Encouraging children to be more active
10 December 2014
Government bodies and advocacy groups have used UCL research into children's physical activity to support proposals to improve children's health and wellbeing by encouraging children to be more active. The research showed the benefits of active play and proposed ways of reducing car use, such as walking buses for journeys to and from school.
Research led by Professor Roger Mackett (UCL Centre for Transport Studies) looked at the effects of car use on children's physical activity and at the quality of children's activity. His findings included showing that children used more calories when playing or walking to school than in organised activities, that boys move about more than girls, and that children move in much straighter lines when accompanied by an adult than when they are with other children, suggesting adult supervision may limit children's physical activity.
The work has been cited to support policy and proposals aimed at improving children's health and wellbeing by encouraging children to be more active. A specific intervention studied by Professor Mackett was walking buses, in which groups of children walk to school under adult supervision. In 2008, the National Institute for Health and Clinical Excellence produced guidance that recommended walking buses as a highly cost-effective option to increase children's physical activity. Since then, hundreds of schools around the UK have established walking buses. This not only benefits children's health, but it also cuts CO2 emissions by reducing the number of car journeys.
Professor Mackett has made numerous presentations to professionals involved in children's travel and play around the world, including in the United States, Romania and New Zealand. In 2013, he was invited to present to the House of Commons All Party Commission on Physical Activity about ways to address low levels of physical activity.
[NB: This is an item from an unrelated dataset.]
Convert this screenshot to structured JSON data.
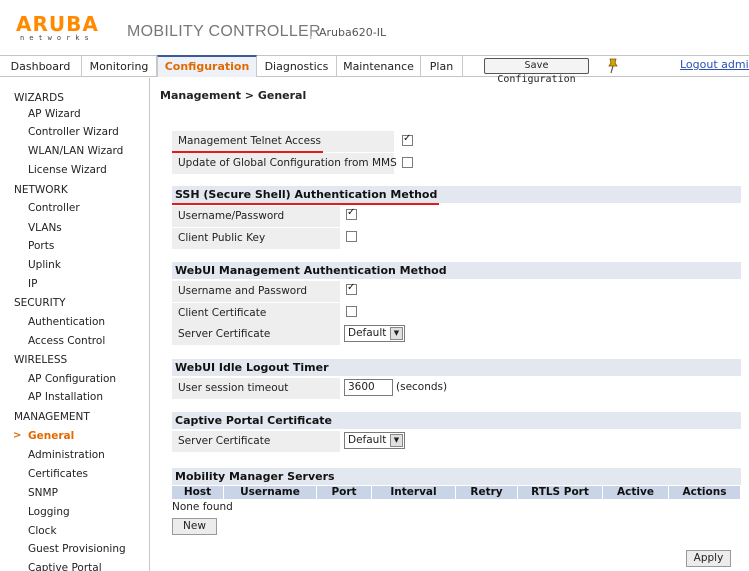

The research on the benefits of play has been widely taken up by central and local government. For instance, the Department for Children, Schools and Families and the Department of Culture, Media and Sport's document 'Fair Play: A Consultation on the Play Strategy, A Commitment from the Children's Plan' noted the work demonstrating that active play is one of the best ways for children to burn calories outside of PE lessons. This consultation was used to develop the 2008 National Play Strategy, which set out the government's 10-year vision to deliver more and better play opportunities for children in England.
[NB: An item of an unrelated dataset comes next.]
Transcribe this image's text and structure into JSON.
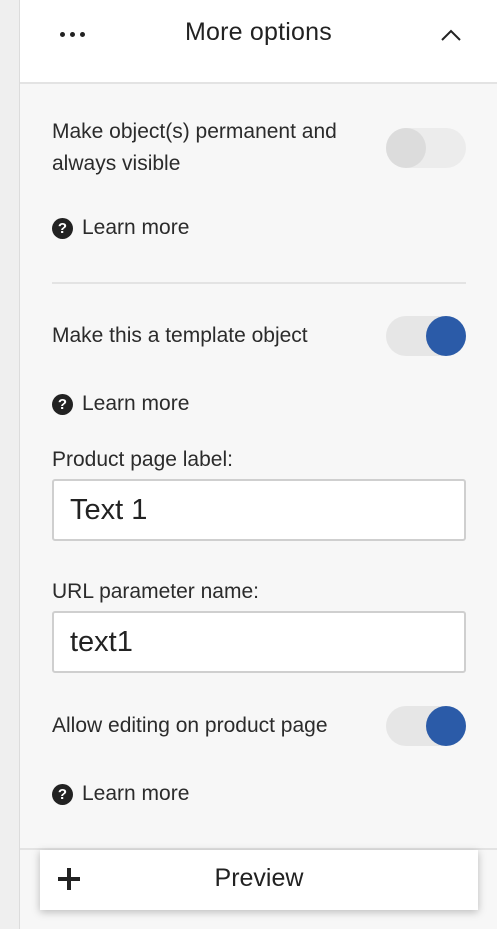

The Sustainable Development Commission, formerly the UK government's independent adviser on sustainable development, cited the research in a discussion about obesity in its 2011 report 'Fairness in a Car-dependent Society'.
Advocacy groups such as Sustrans and Living Streets, and local groups, frequently cite Professor Mackett's research as evidence for action to be undertaken to increase children's physical activity. 'State of Play', published by the Association of Play Industries for use by advocates of children's play and the play equipment industry, quotes him in outlining the benefits of play for children's health and in claiming that children tend to walk when they go out to play. They use this evidence to argue for safer streets and places for play.
Play England, a charity supported by government departments and industry that seeks to promote the vision in the UN Convention on the Rights of the Child, used Professor Mackett's research to argue for the health benefits of children's play, and Play Wales used the research to provide evidence for public health specialists, primary care teams and healthy school coordinators about the benefits of children's play.